- _DIRECTIONS_:
The lines below that include the word "удаление" are to be reported.

- _Stored items from a collection_:
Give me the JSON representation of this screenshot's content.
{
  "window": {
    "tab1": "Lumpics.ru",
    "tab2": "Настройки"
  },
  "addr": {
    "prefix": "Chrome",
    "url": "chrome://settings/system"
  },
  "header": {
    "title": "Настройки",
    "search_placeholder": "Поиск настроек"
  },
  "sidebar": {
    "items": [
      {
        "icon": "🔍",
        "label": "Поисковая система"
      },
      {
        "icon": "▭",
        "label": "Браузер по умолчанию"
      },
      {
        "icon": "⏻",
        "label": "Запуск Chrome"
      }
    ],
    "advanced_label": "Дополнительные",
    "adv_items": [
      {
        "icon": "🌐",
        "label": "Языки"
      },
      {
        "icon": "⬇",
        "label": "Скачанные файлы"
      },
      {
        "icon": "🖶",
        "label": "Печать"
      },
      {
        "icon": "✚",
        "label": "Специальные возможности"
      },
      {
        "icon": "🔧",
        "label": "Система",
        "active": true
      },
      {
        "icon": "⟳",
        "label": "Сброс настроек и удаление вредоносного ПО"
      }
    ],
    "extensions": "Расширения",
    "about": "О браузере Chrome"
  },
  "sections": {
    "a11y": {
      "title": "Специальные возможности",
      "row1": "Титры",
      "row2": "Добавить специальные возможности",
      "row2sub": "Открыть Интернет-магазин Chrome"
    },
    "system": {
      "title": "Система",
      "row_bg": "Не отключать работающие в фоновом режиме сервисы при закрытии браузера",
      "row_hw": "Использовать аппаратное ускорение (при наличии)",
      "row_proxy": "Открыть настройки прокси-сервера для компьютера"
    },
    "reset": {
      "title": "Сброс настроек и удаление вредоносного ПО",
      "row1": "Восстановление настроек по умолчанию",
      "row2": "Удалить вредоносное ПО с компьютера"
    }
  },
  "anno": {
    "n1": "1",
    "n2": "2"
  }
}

- _WORKED SOLUTION_:
        "label": "Сброс настроек и удаление вредоносного ПО"
      "title": "Сброс настроек и удаление вредоносного ПО",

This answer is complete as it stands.